> [WHAT IS EXPECTED] Restate the listing that follows word for word, without its pictures.

━━ SUPPLIED ENTRIES

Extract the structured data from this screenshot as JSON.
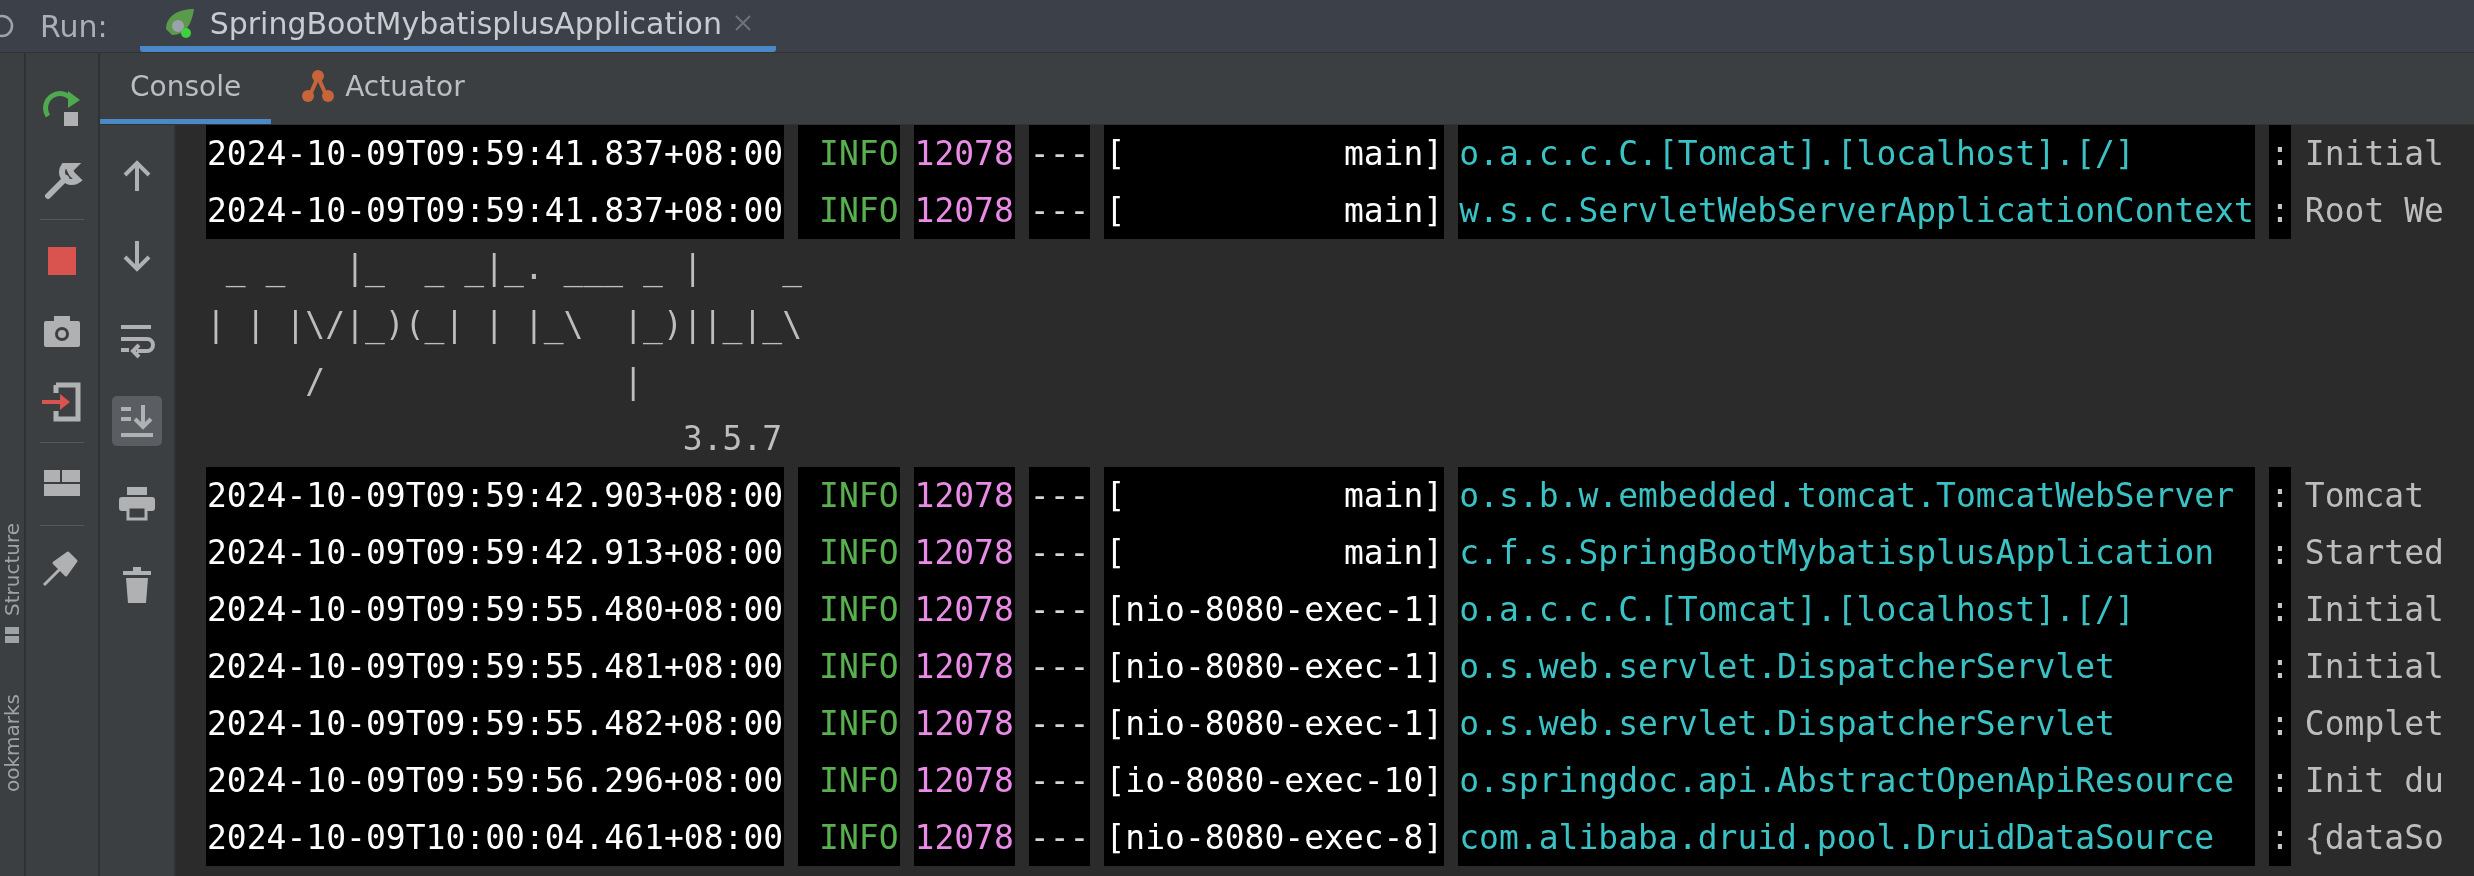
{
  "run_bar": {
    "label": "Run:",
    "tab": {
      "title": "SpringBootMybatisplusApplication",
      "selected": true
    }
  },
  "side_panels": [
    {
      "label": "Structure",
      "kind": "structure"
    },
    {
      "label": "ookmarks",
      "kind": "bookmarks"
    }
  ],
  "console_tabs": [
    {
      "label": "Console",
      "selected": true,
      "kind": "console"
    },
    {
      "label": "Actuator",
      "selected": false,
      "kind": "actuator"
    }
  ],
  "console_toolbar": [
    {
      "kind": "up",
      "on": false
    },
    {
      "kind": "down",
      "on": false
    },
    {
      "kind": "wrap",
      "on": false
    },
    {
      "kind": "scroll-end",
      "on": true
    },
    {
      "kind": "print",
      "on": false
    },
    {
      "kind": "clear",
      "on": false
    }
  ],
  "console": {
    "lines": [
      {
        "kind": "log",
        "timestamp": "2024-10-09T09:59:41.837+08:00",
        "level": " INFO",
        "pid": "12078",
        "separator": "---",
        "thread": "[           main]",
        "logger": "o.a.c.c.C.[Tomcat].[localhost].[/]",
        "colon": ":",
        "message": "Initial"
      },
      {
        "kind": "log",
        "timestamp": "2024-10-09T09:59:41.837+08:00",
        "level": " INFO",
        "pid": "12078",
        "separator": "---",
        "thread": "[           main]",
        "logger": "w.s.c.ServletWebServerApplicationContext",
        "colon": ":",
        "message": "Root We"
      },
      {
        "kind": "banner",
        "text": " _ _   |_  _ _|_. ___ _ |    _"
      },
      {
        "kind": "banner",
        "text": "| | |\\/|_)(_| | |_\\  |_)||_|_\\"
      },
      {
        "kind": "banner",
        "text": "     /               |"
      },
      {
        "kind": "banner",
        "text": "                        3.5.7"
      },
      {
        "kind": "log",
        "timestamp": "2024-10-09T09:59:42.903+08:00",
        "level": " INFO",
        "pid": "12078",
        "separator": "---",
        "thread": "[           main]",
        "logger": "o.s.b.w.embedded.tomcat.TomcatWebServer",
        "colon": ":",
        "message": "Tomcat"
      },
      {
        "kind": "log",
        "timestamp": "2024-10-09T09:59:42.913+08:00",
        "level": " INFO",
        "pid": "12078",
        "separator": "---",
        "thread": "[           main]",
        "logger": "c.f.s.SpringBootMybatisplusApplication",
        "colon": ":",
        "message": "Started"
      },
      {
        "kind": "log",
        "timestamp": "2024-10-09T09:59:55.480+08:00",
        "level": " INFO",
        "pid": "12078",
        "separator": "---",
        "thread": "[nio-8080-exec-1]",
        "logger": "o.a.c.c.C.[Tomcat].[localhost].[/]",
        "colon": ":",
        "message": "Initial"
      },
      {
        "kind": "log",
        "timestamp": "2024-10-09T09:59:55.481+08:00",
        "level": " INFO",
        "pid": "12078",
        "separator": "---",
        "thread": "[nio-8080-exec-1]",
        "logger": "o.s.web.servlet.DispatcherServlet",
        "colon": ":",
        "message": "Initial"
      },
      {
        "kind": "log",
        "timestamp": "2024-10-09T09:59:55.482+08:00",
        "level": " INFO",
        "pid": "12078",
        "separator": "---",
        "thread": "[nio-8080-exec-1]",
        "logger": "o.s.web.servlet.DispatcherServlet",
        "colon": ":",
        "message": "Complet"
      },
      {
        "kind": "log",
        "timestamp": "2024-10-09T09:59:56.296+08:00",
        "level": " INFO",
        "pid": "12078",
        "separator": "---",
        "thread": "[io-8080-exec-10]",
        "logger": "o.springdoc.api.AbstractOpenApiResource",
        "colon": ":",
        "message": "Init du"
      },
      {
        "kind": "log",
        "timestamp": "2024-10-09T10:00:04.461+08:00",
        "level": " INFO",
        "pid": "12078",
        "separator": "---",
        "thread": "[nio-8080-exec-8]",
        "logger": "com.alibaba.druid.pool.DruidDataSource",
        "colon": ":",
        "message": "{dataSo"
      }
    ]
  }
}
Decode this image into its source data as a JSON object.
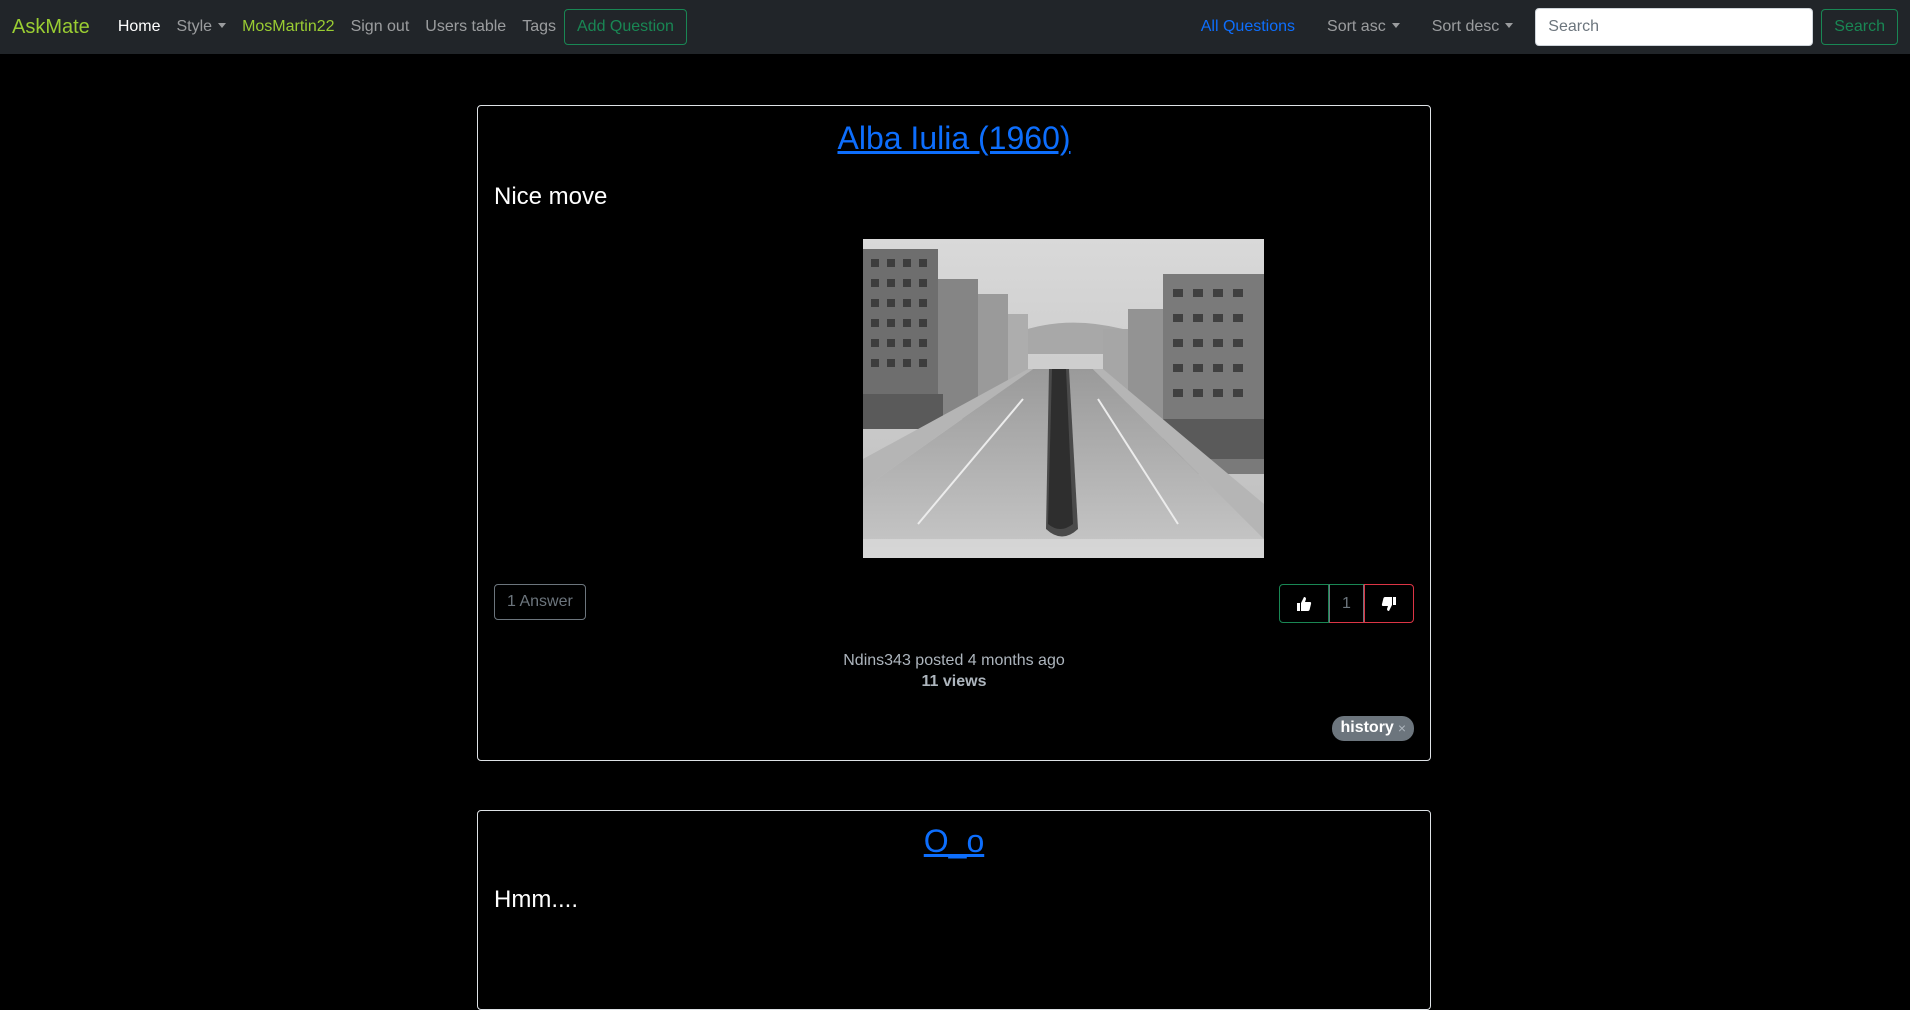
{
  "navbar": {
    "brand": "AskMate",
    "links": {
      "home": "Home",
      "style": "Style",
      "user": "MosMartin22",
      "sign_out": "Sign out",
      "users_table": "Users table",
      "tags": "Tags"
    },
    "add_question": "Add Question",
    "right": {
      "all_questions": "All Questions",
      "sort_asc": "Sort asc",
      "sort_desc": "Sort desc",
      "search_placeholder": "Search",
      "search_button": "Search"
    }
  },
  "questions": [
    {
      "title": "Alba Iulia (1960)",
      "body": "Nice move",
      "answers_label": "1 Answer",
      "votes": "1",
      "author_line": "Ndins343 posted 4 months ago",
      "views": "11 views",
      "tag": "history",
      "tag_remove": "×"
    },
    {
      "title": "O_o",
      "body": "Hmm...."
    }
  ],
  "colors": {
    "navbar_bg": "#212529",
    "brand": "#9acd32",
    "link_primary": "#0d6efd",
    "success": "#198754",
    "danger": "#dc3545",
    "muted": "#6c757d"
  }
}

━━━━

> [RESULT]
Extract the structured data from this screenshot as JSON.
{
  "run_bar": {
    "label": "Run:",
    "tab": {
      "title": "SpringBootMybatisplusApplication",
      "selected": true
    }
  },
  "side_panels": [
    {
      "label": "Structure",
      "kind": "structure"
    },
    {
      "label": "ookmarks",
      "kind": "bookmarks"
    }
  ],
  "console_tabs": [
    {
      "label": "Console",
      "selected": true,
      "kind": "console"
    },
    {
      "label": "Actuator",
      "selected": false,
      "kind": "actuator"
    }
  ],
  "console_toolbar": [
    {
      "kind": "up",
      "on": false
    },
    {
      "kind": "down",
      "on": false
    },
    {
      "kind": "wrap",
      "on": false
    },
    {
      "kind": "scroll-end",
      "on": true
    },
    {
      "kind": "print",
      "on": false
    },
    {
      "kind": "clear",
      "on": false
    }
  ],
  "console": {
    "lines": [
      {
        "kind": "log",
        "timestamp": "2024-10-09T09:59:41.837+08:00",
        "level": " INFO",
        "pid": "12078",
        "separator": "---",
        "thread": "[           main]",
        "logger": "o.a.c.c.C.[Tomcat].[localhost].[/]",
        "colon": ":",
        "message": "Initial"
      },
      {
        "kind": "log",
        "timestamp": "2024-10-09T09:59:41.837+08:00",
        "level": " INFO",
        "pid": "12078",
        "separator": "---",
        "thread": "[           main]",
        "logger": "w.s.c.ServletWebServerApplicationContext",
        "colon": ":",
        "message": "Root We"
      },
      {
        "kind": "banner",
        "text": " _ _   |_  _ _|_. ___ _ |    _"
      },
      {
        "kind": "banner",
        "text": "| | |\\/|_)(_| | |_\\  |_)||_|_\\"
      },
      {
        "kind": "banner",
        "text": "     /               |"
      },
      {
        "kind": "banner",
        "text": "                        3.5.7"
      },
      {
        "kind": "log",
        "timestamp": "2024-10-09T09:59:42.903+08:00",
        "level": " INFO",
        "pid": "12078",
        "separator": "---",
        "thread": "[           main]",
        "logger": "o.s.b.w.embedded.tomcat.TomcatWebServer",
        "colon": ":",
        "message": "Tomcat"
      },
      {
        "kind": "log",
        "timestamp": "2024-10-09T09:59:42.913+08:00",
        "level": " INFO",
        "pid": "12078",
        "separator": "---",
        "thread": "[           main]",
        "logger": "c.f.s.SpringBootMybatisplusApplication",
        "colon": ":",
        "message": "Started"
      },
      {
        "kind": "log",
        "timestamp": "2024-10-09T09:59:55.480+08:00",
        "level": " INFO",
        "pid": "12078",
        "separator": "---",
        "thread": "[nio-8080-exec-1]",
        "logger": "o.a.c.c.C.[Tomcat].[localhost].[/]",
        "colon": ":",
        "message": "Initial"
      },
      {
        "kind": "log",
        "timestamp": "2024-10-09T09:59:55.481+08:00",
        "level": " INFO",
        "pid": "12078",
        "separator": "---",
        "thread": "[nio-8080-exec-1]",
        "logger": "o.s.web.servlet.DispatcherServlet",
        "colon": ":",
        "message": "Initial"
      },
      {
        "kind": "log",
        "timestamp": "2024-10-09T09:59:55.482+08:00",
        "level": " INFO",
        "pid": "12078",
        "separator": "---",
        "thread": "[nio-8080-exec-1]",
        "logger": "o.s.web.servlet.DispatcherServlet",
        "colon": ":",
        "message": "Complet"
      },
      {
        "kind": "log",
        "timestamp": "2024-10-09T09:59:56.296+08:00",
        "level": " INFO",
        "pid": "12078",
        "separator": "---",
        "thread": "[io-8080-exec-10]",
        "logger": "o.springdoc.api.AbstractOpenApiResource",
        "colon": ":",
        "message": "Init du"
      },
      {
        "kind": "log",
        "timestamp": "2024-10-09T10:00:04.461+08:00",
        "level": " INFO",
        "pid": "12078",
        "separator": "---",
        "thread": "[nio-8080-exec-8]",
        "logger": "com.alibaba.druid.pool.DruidDataSource",
        "colon": ":",
        "message": "{dataSo"
      }
    ]
  }
}
Decode this image into its source data as a JSON object.
{
  "navbar": {
    "brand": "AskMate",
    "links": {
      "home": "Home",
      "style": "Style",
      "user": "MosMartin22",
      "sign_out": "Sign out",
      "users_table": "Users table",
      "tags": "Tags"
    },
    "add_question": "Add Question",
    "right": {
      "all_questions": "All Questions",
      "sort_asc": "Sort asc",
      "sort_desc": "Sort desc",
      "search_placeholder": "Search",
      "search_button": "Search"
    }
  },
  "questions": [
    {
      "title": "Alba Iulia (1960)",
      "body": "Nice move",
      "answers_label": "1 Answer",
      "votes": "1",
      "author_line": "Ndins343 posted 4 months ago",
      "views": "11 views",
      "tag": "history",
      "tag_remove": "×"
    },
    {
      "title": "O_o",
      "body": "Hmm...."
    }
  ],
  "colors": {
    "navbar_bg": "#212529",
    "brand": "#9acd32",
    "link_primary": "#0d6efd",
    "success": "#198754",
    "danger": "#dc3545",
    "muted": "#6c757d"
  }
}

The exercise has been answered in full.